All of these are likely true, but ignore certain reporting constraints that take place during a major event like this.  I write for Wikinews, a Wikimedia Foundation project. I feel lucky to be able to attend the Paralympics because I am not part of a major newspaper, am not a broadcast rights holder, write for a volunteer driven project.  In order to get media accreditation, my news organization has to do a lot of work to demonstrate that we cover winter sports.  This involves going to world championships or other events, interviewing people, and otherwise demonstrating that we know something about the Paralympics.  We’re basically on some level showing we can promote the Paralympics.  For the Olympics, this process is particularly competitive and readership plays a huge part.  Freelancers are just not able to get media accreditation.  You have to be part of a media organization.  Most media organizations going are going to report on The Games.  Full stop.

My visa to get to Russia for the Games arrived February 14.  I could have probably left immediately and tried to do some reporting on those issues for Wikinews.  Several problems though: 1) Lack of funding.  I could not afford to do that if I wanted to.  If you look on Kickstarter and other funding projects for journalism, there isn’t much money being given to that. 2) I do not speak Russian.  This is a huge hurdle.  It makes it very difficult to do reporting. 3) I do not have the contact base to do reporting from Russia on these issues.  Contacts matter in reporting.  It means people talk to you, know you, trust you.  They are key to getting things done. 4) I wanted media accreditation to primarily cover sports and provide attention to disability sport.  I did not come to Sochi primarily to cover these other topics, which would mean spending time and energy away from The Games.

I have not been inside other news organizations, so I can only guess what is going on but I would think their issues would be similar.  It costs money to do that sort of reporting.  Newsrooms across the globe have been shedding global staff, and shuttering their international correspondences desks.  Instead, they have opted for freelancers and stringers.  The economics of this reporting then are not great.  (In my case, I am a volunteer so the economics are what can I afford? And the sister project to Wikinews is Wikipedia, which allows no original reporting.  They just repeat the main stream media.) Many of the people going to the Paralympics and Olympics are sport reporters. They are here to report on sports.  That is what they know how to do.  That is what they are paid to do.  Would you go to a neurosurgeon for knee reconstruction?  Probably not.  Larger news organizations with more media accreditations may be able to afford to do that.  They may also be able to be better placed to hire stringers who can report on these issues because visas are not an issue if a person is a local reporter already inside Russia.  In London, a lot of these questions got asked at press conferences because the local media asked them.  The local media here is unlikely to be asking those questions. But by and large, it just isn’t very feasible here.

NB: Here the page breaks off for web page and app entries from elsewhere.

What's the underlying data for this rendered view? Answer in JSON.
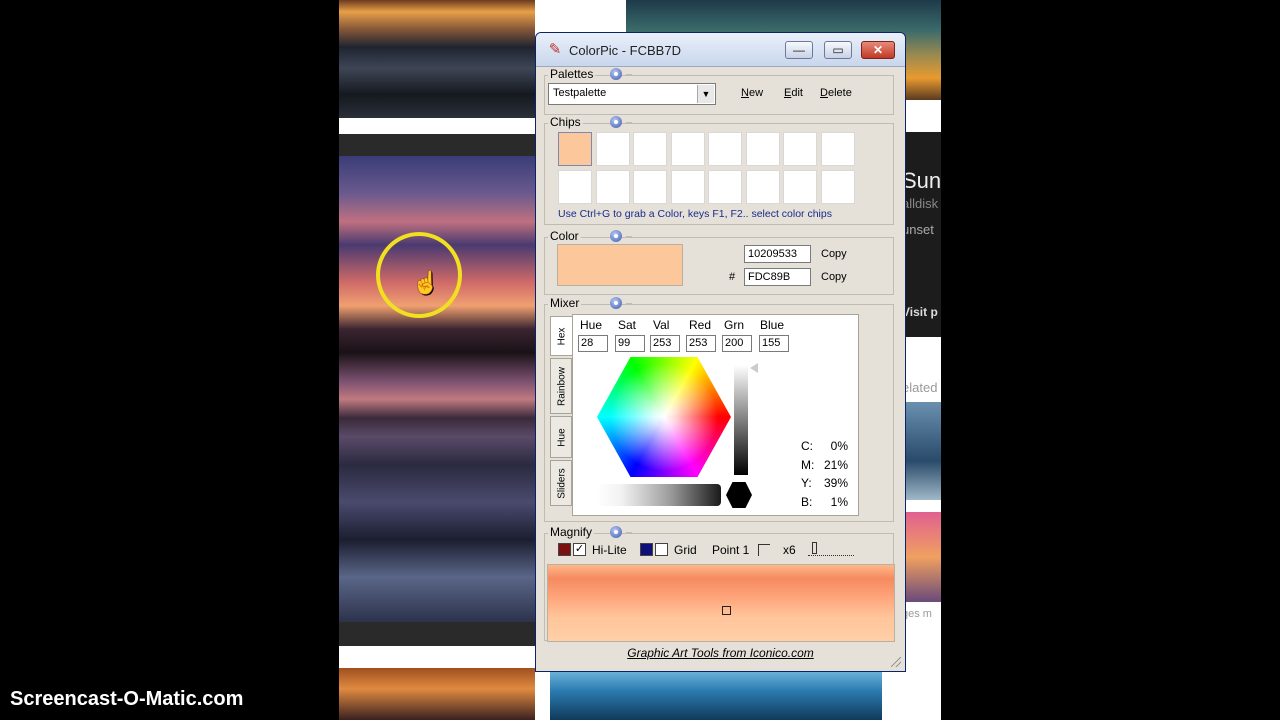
{
  "background_page": {
    "heading": "Suns",
    "subtitle": "alldisk",
    "snippet": "unset",
    "visit_button": "Visit p",
    "related_label": "elated",
    "images_label": "ges m"
  },
  "watermark": "Screencast-O-Matic.com",
  "window": {
    "title": "ColorPic - FCBB7D",
    "icon": "eyedropper-icon",
    "minimize": "—",
    "maximize": "▭",
    "close": "✕"
  },
  "palettes": {
    "label": "Palettes",
    "selected": "Testpalette",
    "new_label": "New",
    "edit_label": "Edit",
    "delete_label": "Delete"
  },
  "chips": {
    "label": "Chips",
    "colors": [
      "#FCC89B",
      "#FFFFFF",
      "#FFFFFF",
      "#FFFFFF",
      "#FFFFFF",
      "#FFFFFF",
      "#FFFFFF",
      "#FFFFFF",
      "#FFFFFF",
      "#FFFFFF",
      "#FFFFFF",
      "#FFFFFF",
      "#FFFFFF",
      "#FFFFFF",
      "#FFFFFF",
      "#FFFFFF"
    ],
    "hint": "Use Ctrl+G to grab a Color, keys F1, F2.. select color chips"
  },
  "color": {
    "label": "Color",
    "swatch": "#FCC89B",
    "decimal": "10209533",
    "hash": "#",
    "hex": "FDC89B",
    "copy_label": "Copy"
  },
  "mixer": {
    "label": "Mixer",
    "tabs": [
      "Hex",
      "Rainbow",
      "Hue",
      "Sliders"
    ],
    "fields": [
      {
        "label": "Hue",
        "value": "28"
      },
      {
        "label": "Sat",
        "value": "99"
      },
      {
        "label": "Val",
        "value": "253"
      },
      {
        "label": "Red",
        "value": "253"
      },
      {
        "label": "Grn",
        "value": "200"
      },
      {
        "label": "Blue",
        "value": "155"
      }
    ],
    "cmyk": [
      {
        "label": "C:",
        "value": "0%"
      },
      {
        "label": "M:",
        "value": "21%"
      },
      {
        "label": "Y:",
        "value": "39%"
      },
      {
        "label": "B:",
        "value": "1%"
      }
    ]
  },
  "magnify": {
    "label": "Magnify",
    "hilite_label": "Hi-Lite",
    "hilite_color": "#7A1010",
    "hilite_checked": "✓",
    "grid_label": "Grid",
    "grid_color": "#10107A",
    "point_label": "Point 1",
    "zoom_label": "x6"
  },
  "footer": "Graphic Art Tools from Iconico.com"
}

There are ways to report on these issues from inside the Games in Sochi.  They just take work, and editorial people back at home base approving of this.  I’ll try to do my bit, but please do not be hugely disappointed if I cannot deliver a lot on Putin, the Ukraine and lastly the Paralympics.  Not what I am here for though I am really going to make the effort to try.